In the end this course will ever be found not only the fairest and most popular but the one that will produce best returns. If the shareholders of the private bridge at Wagga Wagga can afford to content themselves with a lower toll than that charged at Gundagai for crossing the river, surely that is presumptive evidence that the present rate at the latter place should be reduced.

At Wagga Wagga, we understand, a sort of sliding scale is adopted, so mulch being charged for the first thousand head of cattle or sheep, and a lower sum for each succeeding like number; but this mode is open to the objection that the comparatively poor man and small owner has to pay for the transit of his flock or herd at the maximum rate, while his wealth neighbour who owns a thousand head to his one, draft's a large proportion over at the minimum rate.

 Even-handed justice demands that such imposts as the tolls we speak of should be fairly distributed, and that those who are best able to afford it and who make most use of the accommodation, should pay their due proportion.

Such, we believe, are the sentiments of' our Gundagai, neighbours, who are about to memorialise the proper authorities relative to this subject, and to suggest that the present bridge tolls be lowered to 3d. a head for horses, 2d. a head for cattle, and a farthing a head for sheep.

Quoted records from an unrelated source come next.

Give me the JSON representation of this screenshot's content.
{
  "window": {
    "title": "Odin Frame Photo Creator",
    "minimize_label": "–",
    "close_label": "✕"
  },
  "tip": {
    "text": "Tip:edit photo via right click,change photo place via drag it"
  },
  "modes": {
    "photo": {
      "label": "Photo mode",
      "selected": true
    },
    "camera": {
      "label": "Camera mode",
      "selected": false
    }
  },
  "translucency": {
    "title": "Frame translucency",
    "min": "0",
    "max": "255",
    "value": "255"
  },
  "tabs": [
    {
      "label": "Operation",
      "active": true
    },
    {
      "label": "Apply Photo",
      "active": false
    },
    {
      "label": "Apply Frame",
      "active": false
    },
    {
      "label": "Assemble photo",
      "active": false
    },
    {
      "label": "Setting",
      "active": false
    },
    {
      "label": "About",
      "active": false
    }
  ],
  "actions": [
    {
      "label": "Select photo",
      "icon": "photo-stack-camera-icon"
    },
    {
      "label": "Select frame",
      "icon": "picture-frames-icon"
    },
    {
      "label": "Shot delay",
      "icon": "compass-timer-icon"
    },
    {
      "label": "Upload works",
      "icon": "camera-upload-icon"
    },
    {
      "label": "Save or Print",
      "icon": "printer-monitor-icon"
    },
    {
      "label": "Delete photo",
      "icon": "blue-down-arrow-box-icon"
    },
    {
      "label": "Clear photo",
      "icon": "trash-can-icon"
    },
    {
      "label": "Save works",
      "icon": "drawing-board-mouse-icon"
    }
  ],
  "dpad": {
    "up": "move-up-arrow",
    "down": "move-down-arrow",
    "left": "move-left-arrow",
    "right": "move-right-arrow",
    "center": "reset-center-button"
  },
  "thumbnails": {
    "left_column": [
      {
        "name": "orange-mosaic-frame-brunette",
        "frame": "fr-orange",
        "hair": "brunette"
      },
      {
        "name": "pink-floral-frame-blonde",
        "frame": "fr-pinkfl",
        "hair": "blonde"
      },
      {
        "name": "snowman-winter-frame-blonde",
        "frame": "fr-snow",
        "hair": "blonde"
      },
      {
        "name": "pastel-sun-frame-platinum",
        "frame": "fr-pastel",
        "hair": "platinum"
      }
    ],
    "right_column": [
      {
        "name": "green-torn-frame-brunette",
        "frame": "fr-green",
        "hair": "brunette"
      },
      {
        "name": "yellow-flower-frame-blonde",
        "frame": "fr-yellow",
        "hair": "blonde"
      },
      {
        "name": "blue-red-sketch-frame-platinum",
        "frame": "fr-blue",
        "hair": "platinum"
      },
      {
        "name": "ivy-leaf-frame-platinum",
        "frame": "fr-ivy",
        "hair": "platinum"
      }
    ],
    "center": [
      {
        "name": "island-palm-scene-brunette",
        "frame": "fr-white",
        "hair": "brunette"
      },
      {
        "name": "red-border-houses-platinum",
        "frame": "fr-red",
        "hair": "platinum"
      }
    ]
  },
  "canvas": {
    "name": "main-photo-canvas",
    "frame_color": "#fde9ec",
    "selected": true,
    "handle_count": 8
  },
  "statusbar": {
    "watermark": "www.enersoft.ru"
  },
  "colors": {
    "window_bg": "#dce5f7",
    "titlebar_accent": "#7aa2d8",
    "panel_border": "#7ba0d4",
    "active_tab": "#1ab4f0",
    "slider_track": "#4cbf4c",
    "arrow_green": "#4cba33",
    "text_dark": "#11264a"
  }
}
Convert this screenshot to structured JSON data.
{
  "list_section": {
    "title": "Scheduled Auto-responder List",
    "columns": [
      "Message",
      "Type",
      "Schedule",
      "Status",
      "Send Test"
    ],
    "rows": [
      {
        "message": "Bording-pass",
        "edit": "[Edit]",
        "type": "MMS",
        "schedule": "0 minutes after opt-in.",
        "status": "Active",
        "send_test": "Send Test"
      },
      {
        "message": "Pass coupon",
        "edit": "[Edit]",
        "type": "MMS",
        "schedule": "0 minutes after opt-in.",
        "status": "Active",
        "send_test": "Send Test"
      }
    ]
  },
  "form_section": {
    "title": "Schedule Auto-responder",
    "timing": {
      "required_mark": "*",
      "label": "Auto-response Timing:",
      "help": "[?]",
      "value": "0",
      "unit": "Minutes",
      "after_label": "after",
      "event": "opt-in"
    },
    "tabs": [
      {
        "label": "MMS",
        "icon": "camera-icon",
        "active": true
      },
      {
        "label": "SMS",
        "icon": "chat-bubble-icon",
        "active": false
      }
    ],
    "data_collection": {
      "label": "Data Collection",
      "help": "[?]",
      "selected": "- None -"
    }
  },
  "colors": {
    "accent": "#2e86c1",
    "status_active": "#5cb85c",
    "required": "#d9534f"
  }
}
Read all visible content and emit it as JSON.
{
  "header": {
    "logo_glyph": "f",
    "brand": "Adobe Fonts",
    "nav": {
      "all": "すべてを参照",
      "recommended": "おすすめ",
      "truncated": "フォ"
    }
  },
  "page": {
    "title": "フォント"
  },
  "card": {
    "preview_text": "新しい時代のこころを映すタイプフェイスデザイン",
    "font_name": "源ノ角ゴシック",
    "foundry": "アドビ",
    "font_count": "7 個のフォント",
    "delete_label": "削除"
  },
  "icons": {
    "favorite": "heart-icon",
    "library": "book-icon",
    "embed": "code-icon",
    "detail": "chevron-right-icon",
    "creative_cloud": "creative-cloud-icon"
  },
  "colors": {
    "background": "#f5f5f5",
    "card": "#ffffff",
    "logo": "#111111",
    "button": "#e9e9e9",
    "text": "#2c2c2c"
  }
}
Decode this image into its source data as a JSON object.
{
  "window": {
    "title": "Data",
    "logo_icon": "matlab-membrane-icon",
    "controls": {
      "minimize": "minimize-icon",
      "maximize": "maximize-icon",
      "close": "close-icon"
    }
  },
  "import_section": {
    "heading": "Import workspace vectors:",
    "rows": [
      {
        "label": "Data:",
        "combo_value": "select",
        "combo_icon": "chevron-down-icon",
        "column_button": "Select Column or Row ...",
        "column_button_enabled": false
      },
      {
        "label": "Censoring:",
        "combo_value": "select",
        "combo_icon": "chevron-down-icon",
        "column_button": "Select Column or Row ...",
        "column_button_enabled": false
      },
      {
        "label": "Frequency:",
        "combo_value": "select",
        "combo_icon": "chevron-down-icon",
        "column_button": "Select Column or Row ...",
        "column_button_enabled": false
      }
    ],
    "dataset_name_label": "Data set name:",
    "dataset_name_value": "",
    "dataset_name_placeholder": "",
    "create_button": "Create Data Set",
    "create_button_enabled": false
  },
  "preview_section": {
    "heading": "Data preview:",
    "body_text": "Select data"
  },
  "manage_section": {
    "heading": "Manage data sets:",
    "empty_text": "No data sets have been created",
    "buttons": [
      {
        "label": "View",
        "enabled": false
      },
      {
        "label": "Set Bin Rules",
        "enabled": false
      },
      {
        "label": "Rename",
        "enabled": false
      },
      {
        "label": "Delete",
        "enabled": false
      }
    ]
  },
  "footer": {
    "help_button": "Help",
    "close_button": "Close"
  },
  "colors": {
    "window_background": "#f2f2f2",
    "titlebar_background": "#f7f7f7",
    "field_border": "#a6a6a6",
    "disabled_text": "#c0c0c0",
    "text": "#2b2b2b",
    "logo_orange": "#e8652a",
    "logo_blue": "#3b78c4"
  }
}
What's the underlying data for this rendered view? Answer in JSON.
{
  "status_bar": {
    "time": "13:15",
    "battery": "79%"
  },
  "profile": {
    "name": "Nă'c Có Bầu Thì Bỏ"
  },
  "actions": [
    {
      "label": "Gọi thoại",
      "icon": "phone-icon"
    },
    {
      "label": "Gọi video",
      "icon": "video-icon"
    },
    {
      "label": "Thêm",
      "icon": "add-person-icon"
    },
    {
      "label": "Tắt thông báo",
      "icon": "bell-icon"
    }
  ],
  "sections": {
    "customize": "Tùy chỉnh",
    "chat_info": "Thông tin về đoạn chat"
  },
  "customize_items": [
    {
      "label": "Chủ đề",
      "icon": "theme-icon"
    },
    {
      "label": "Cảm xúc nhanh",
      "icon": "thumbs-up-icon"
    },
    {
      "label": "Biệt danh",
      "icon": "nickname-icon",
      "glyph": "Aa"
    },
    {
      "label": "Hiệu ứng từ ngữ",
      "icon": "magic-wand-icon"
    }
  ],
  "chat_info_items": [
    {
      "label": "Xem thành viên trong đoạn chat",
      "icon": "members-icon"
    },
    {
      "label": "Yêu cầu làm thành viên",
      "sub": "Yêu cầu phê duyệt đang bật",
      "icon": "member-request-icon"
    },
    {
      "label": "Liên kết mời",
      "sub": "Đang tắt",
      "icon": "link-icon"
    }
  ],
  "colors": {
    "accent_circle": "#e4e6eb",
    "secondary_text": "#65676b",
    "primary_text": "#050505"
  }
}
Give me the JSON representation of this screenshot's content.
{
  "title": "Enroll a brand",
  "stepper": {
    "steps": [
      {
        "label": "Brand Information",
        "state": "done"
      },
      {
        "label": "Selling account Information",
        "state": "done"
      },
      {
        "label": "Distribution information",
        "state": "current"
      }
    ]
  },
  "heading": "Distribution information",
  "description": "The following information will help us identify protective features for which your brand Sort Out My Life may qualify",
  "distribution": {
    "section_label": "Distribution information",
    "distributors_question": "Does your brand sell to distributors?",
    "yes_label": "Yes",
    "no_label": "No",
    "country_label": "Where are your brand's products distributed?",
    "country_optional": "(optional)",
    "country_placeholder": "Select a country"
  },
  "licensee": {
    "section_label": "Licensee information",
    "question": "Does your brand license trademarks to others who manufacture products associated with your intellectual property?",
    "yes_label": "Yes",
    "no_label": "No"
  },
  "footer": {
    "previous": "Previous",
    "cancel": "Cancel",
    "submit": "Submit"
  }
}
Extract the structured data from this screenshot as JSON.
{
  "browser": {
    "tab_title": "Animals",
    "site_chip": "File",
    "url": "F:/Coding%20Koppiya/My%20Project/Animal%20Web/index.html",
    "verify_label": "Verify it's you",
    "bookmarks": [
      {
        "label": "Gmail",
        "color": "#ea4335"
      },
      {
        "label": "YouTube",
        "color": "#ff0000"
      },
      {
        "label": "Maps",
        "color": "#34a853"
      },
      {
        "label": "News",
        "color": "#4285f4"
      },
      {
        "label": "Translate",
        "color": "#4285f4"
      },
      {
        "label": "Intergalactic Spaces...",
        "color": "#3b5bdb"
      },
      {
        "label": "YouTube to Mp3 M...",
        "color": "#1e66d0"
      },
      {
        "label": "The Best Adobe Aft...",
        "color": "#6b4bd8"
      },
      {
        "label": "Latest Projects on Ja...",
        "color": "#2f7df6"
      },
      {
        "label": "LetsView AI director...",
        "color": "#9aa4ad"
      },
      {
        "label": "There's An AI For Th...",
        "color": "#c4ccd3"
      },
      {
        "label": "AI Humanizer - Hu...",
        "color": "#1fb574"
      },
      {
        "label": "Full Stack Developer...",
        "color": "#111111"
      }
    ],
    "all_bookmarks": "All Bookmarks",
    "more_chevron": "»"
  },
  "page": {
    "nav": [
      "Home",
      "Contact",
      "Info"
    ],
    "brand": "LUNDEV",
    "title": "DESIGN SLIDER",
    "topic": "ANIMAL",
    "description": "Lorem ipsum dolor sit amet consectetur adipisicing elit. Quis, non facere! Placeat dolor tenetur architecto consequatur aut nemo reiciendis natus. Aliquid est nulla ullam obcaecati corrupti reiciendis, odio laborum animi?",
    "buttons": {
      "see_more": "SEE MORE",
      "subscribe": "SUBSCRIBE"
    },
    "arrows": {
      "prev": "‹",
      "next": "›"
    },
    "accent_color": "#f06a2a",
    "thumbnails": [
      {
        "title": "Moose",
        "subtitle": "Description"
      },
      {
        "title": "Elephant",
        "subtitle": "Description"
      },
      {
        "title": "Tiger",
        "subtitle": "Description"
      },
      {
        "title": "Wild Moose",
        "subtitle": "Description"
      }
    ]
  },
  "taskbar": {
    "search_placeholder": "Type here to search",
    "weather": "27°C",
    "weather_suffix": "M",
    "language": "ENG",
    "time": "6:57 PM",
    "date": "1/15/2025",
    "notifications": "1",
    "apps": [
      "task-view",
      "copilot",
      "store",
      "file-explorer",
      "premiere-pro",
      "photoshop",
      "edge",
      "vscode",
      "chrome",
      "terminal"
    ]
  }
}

This, we think, would amply suffice, and would probably be found to' pay better than the rates now exacted.

As, moreover, the toll keeper if he is not satisfied with the statement given of the numbers of the flocks or herds, can cause those in charge to make an affidavit as to their number before a magistrate, there would be no difficulty in carrying out this plan.

We trust the recommendation of our neighbours will be complied with, and that here-after we shaft not hear of sheep or cattle travelling miles away from their direct route to avoid toll exactions.